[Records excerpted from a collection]
▼▼▼

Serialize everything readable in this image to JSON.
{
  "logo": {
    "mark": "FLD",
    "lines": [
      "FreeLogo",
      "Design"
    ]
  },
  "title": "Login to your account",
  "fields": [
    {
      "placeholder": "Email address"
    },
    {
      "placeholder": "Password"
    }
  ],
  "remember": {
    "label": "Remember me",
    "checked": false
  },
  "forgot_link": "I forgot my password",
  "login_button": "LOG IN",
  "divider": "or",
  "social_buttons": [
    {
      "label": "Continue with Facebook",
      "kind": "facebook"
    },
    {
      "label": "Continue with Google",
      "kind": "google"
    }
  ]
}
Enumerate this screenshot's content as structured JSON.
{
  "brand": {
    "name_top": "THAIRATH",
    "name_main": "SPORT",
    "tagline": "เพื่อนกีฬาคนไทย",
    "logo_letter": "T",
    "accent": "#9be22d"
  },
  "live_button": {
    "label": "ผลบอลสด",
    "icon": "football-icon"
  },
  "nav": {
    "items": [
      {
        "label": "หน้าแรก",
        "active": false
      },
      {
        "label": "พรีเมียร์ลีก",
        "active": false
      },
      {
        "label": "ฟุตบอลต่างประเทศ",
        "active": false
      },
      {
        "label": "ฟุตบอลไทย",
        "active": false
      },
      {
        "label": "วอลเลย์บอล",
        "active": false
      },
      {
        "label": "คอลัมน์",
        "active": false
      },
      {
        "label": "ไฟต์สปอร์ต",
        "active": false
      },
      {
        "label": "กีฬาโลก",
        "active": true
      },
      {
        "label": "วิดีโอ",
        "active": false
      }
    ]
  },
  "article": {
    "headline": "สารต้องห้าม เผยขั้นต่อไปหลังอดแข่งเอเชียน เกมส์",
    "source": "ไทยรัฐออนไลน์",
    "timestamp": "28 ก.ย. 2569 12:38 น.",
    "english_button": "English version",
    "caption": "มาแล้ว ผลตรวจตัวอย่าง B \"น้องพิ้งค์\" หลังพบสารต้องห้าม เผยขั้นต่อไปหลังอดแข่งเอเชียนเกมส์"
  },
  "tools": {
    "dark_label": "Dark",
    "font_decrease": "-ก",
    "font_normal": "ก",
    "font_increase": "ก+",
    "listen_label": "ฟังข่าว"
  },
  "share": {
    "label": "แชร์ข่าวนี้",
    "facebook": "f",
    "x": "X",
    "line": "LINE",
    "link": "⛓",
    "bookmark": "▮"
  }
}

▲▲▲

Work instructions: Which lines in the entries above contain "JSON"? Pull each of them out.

Exercise result:
Serialize everything readable in this image to JSON.
Enumerate this screenshot's content as structured JSON.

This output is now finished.